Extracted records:
──────────────────────────────

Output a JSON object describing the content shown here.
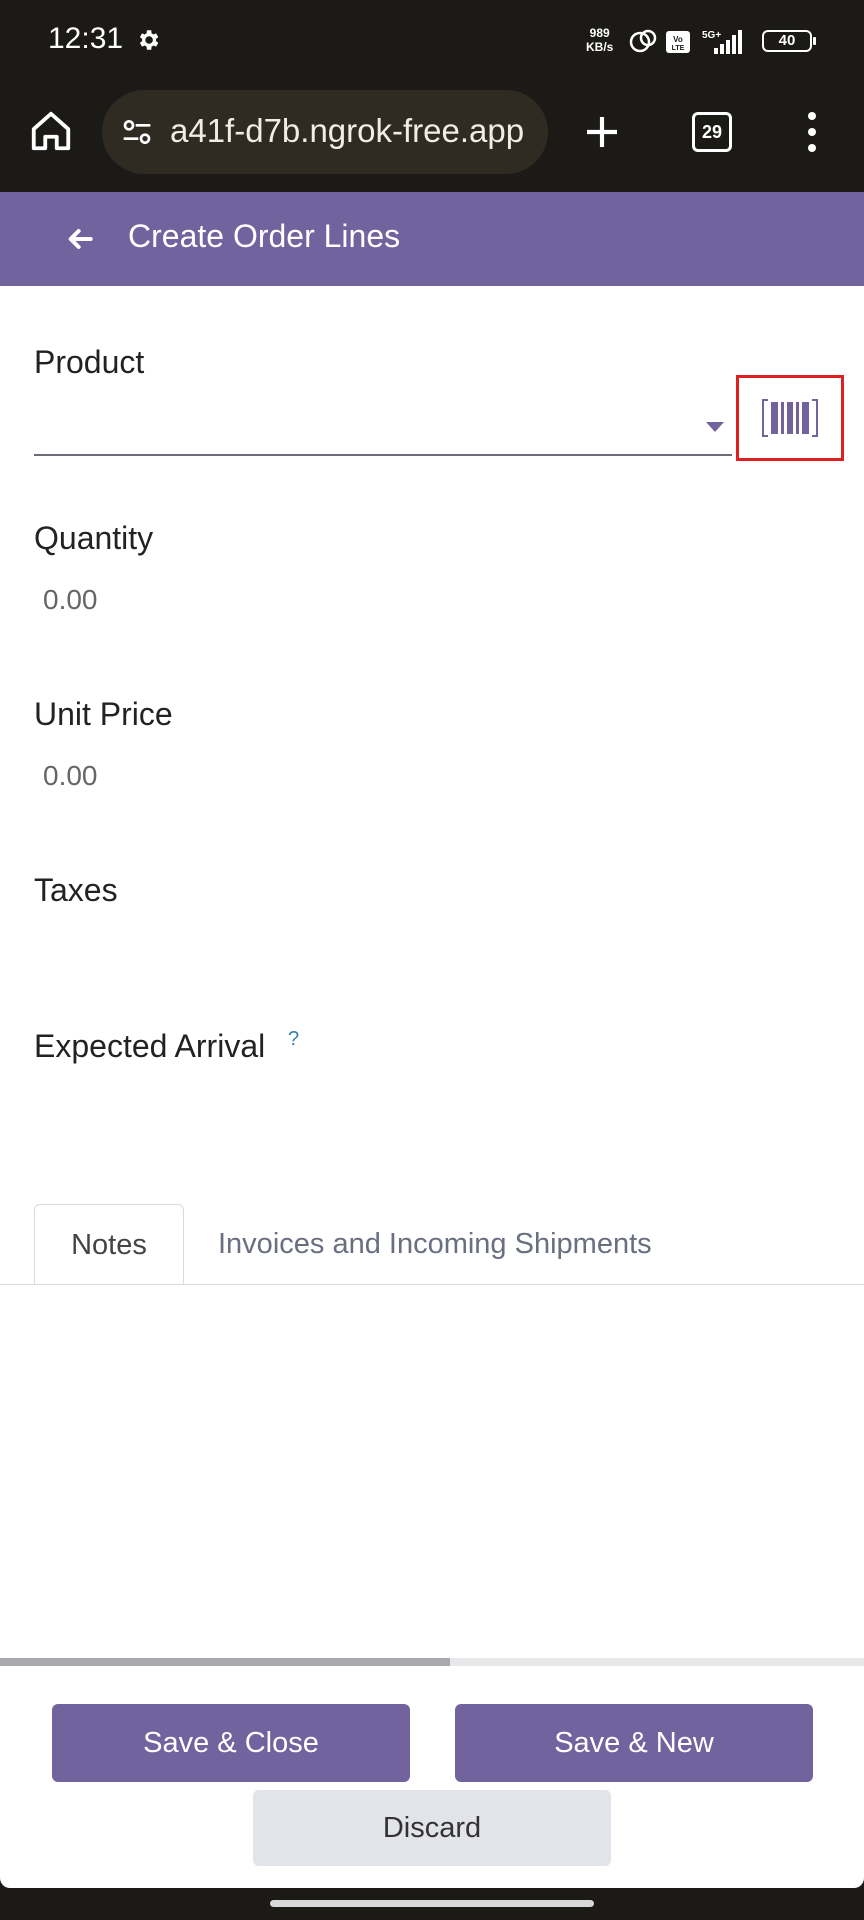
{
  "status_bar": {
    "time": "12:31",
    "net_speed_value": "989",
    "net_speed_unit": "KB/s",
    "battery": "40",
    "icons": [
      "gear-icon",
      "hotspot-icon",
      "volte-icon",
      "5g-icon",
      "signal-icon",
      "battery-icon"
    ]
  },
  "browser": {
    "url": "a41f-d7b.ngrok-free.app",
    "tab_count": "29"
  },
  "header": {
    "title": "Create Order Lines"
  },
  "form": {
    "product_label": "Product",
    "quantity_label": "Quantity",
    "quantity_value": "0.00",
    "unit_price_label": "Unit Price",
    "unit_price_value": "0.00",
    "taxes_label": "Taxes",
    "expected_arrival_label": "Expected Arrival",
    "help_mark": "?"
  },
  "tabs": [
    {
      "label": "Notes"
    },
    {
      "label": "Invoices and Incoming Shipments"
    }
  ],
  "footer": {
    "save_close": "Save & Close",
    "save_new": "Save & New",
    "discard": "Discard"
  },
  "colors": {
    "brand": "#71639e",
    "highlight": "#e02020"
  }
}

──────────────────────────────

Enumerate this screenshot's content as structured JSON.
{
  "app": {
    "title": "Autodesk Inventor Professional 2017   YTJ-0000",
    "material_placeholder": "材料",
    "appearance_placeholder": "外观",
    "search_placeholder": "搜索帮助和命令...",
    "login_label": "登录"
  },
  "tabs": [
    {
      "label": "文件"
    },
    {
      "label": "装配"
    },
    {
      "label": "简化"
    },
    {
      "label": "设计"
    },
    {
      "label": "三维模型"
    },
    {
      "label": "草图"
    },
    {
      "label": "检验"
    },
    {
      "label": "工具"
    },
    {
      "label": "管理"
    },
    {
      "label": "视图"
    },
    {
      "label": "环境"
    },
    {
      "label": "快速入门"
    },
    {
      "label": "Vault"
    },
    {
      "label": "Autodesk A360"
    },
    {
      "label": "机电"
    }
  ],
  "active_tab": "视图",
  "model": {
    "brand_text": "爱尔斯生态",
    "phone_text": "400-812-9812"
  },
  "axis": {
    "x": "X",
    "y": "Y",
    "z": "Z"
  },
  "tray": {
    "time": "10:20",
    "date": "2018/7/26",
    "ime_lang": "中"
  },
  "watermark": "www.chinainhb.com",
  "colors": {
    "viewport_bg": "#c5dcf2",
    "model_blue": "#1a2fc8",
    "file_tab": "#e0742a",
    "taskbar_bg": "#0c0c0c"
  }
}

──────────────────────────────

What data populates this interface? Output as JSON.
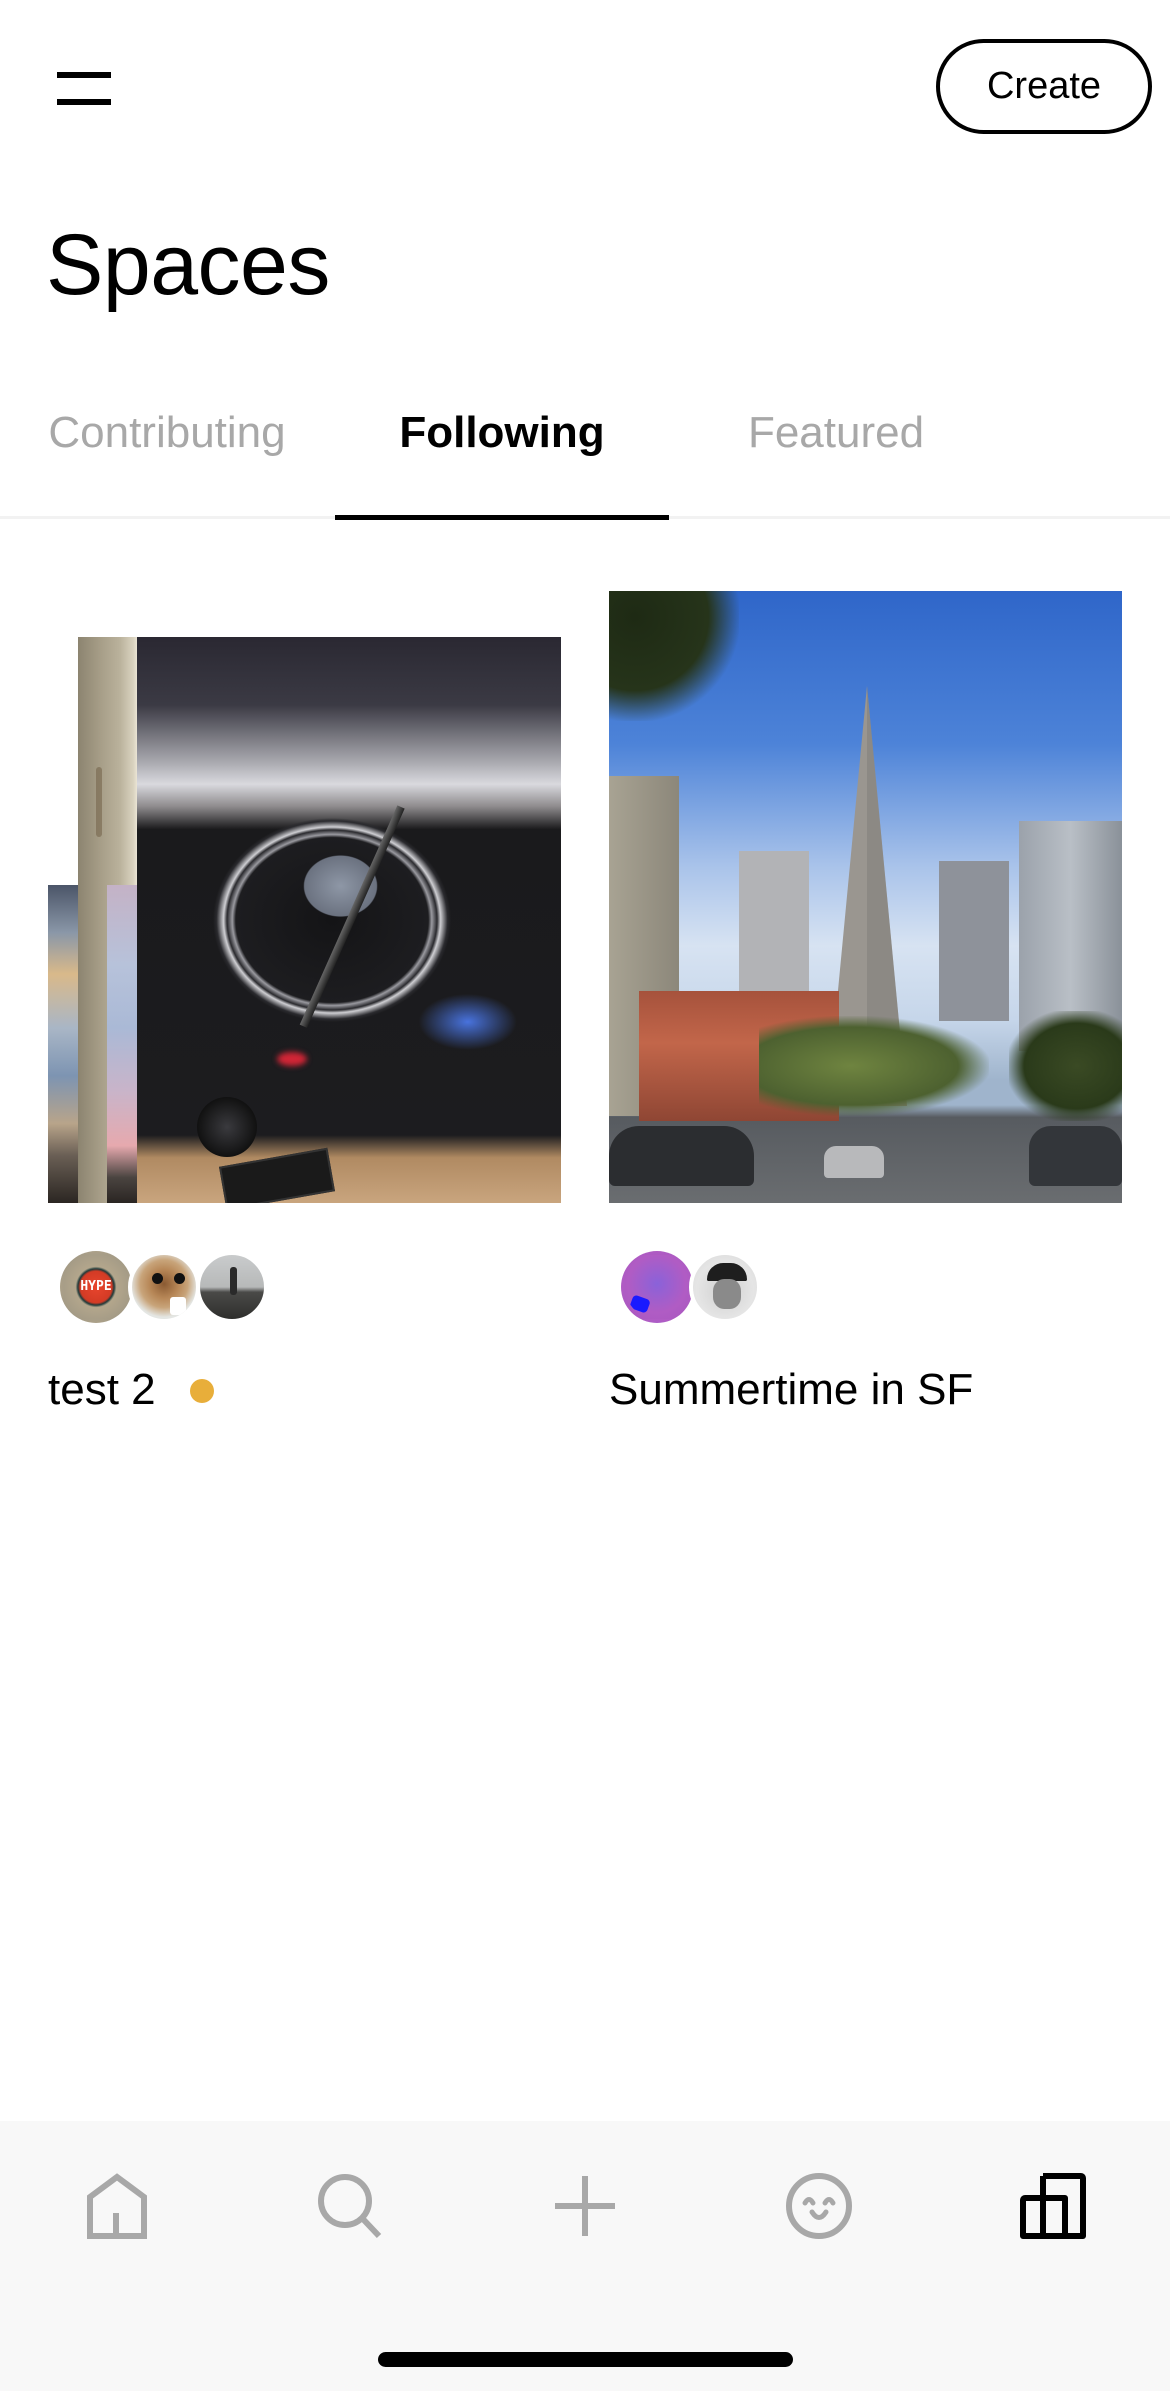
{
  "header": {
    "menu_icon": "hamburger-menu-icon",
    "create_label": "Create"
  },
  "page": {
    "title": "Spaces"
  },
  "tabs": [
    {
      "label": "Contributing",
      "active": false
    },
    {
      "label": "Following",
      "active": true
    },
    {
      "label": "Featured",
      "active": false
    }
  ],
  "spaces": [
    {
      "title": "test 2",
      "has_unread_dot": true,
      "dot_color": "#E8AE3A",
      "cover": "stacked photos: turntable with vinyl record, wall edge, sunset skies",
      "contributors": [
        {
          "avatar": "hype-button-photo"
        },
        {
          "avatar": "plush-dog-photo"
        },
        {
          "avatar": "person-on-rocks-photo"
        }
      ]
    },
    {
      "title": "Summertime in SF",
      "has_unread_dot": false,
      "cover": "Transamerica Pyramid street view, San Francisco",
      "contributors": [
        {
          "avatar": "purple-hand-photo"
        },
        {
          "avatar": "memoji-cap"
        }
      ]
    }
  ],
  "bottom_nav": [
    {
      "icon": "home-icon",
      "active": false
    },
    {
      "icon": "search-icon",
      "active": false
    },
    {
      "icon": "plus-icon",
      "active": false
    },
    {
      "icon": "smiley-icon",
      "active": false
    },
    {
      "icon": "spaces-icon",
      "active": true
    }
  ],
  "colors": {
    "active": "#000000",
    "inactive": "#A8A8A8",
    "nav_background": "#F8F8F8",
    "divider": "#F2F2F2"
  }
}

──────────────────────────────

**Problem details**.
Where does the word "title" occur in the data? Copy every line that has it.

**Answer to this exercise**.
    "title": "Create Order Lines"
    "title": "Autodesk Inventor Professional 2017   YTJ-0000",
    "title": "Spaces"
      "title": "test 2",
      "title": "Summertime in SF",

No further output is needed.